As the COVID-19 pandemic continues to unevenly impact working-class and marginalized communities, it has become clear that no crisis can be separated from the influences of rampant economic inequality. The U.S. climate crises, which are reportedly increasing in frequency and magnitude each year, are no different. For this reason, the promise of the Green New Deal as a policy platform that can address climate change, environmental racism and economic injustice has inspired the imagination of millions across the country. But workers and union leaders nationwide are warning that a transition to clean energy that does not include strong worker protections can create dire consequences, further exacerbating the massive wealth gap by weakening organized labor and pushing workers into temporary, unstable, or unsafe work.

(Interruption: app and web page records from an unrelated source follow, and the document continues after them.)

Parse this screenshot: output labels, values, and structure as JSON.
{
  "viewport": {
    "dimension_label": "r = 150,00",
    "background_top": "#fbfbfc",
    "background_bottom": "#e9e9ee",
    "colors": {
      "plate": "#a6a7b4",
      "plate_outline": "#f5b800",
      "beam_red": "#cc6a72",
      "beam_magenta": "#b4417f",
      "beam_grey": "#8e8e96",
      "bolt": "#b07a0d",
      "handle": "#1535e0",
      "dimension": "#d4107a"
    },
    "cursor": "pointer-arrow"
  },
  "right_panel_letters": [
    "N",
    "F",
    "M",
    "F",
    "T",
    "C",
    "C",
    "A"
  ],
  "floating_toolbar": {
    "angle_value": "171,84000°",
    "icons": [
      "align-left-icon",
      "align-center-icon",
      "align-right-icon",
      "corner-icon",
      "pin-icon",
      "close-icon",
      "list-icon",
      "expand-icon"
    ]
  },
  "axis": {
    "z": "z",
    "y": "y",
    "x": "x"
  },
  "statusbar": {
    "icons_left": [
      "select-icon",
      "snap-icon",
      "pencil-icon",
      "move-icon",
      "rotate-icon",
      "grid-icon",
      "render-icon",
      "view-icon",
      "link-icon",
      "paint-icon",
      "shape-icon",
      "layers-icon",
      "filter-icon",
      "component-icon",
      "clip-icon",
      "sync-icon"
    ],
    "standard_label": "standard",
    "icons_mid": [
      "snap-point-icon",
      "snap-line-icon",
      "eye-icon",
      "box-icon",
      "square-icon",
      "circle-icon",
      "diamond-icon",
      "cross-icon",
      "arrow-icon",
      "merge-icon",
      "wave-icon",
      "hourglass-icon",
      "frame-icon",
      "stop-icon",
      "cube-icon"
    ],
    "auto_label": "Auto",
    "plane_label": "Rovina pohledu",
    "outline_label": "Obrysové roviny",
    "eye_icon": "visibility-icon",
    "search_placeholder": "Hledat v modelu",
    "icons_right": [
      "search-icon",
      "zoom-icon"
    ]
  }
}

In the aftermath of Ithaca’s 2019 Green New Deal resolution, the local conversation has paralleled the national, with our community’s workers fighting for more worker-friendly policies to be prioritized in Tompkins county’s green jobs agenda. Currently, there is no worker representation on the county’s Industrial Development Agency, which is the department that provides tax abatements to developers seeking to build in the county and incentivizes many green development projects.